HONG KONG (AFP) - Fresh fears of a trade war between the world's top two economies sent Asia markets tumbling on Monday (June 18) after the United States and China imposed tit-for-tat tariffs on billions of dollars of imports.
Energy firms were among the biggest losers as oil prices plunged ahead of a key Opec meeting, where Saudi Arabia and Russia are expected to lift a two-year-old production cap.
Donald Trump's decision to hit China with 25 per cent levies was met with an immediate retaliation, moving the two closer to a trade war that could potentially batter the global economy.
The announcement came despite weeks of talks between the two sides.
The developments sent stocks into the red across Europe and on Wall Street, and Asian investors followed suit on Monday.
Tokyo ended the morning session 0.8 per cent down, while Singapore's Straits Times Index sank 1.6 per cent to 3,302.31 as of 11:38am.
Seoul dropped 0.7 per cent and Sydney shed 0.1 per cent. Manila dived more than two per cent, while Wellington was 0.1 per cent off.
Hong Kong and Shanghai were closed for public holidays.
"Many folks will tell you this isn't a trade war. But when one side whacks a bunch of tariffs and the other side retaliates with its own set of tariffs against the other side, that looks very much to me like the battle has been joined. Whether it escalates is a different question," said Greg McKenna, chief market strategist at AxiTrader.
With traders fleeing to safer assets, the yen rose against the dollar, while the greenback rallied against most high-yielding currencies with the Australian dollar, South Korean won and Mexican peso all sharply down.
On commodity markets oil plunged again after taking a battering last week as investors fret over Russia and Saudi Arabia's expected move to ramp up output at an Opec meeting that starts Friday.
The two major producers have kept a ceiling in place since late 2016, which has helped ease a supply glut and lift prices, which had fallen to multi-year lows.

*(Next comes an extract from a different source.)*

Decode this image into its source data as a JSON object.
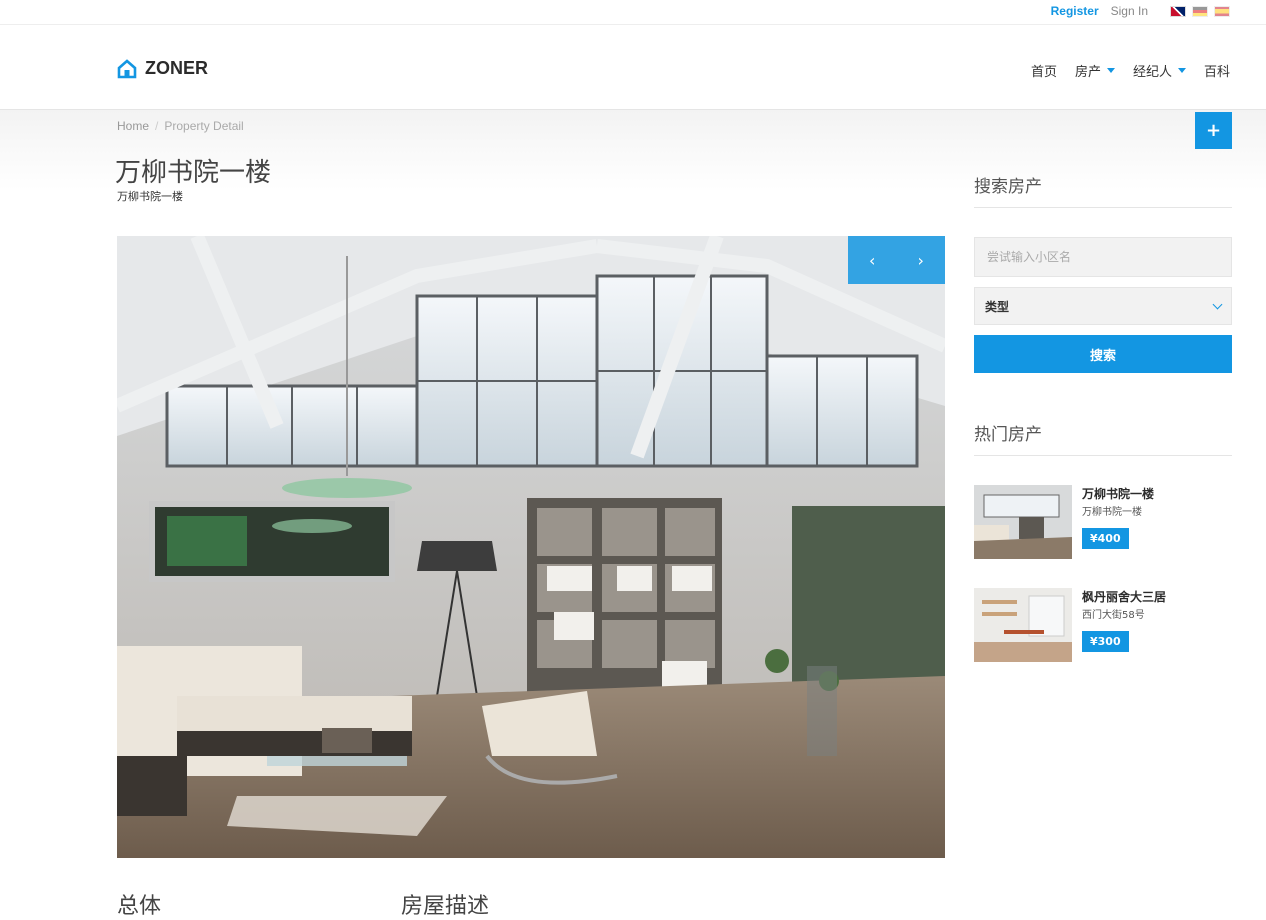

"Russia has been aggressively affirming itself by adding oil to market ahead of the upcoming meeting and is pushing for a significant output hike, Saudi Arabia is suggesting for a modest increase and others are in favour of the status quo," said Stephen Innes, head of Asia-Pacific trade at Oanda.
"While most industry observers are expecting a production rise, the magnitude and timing of the boost remain uncertain."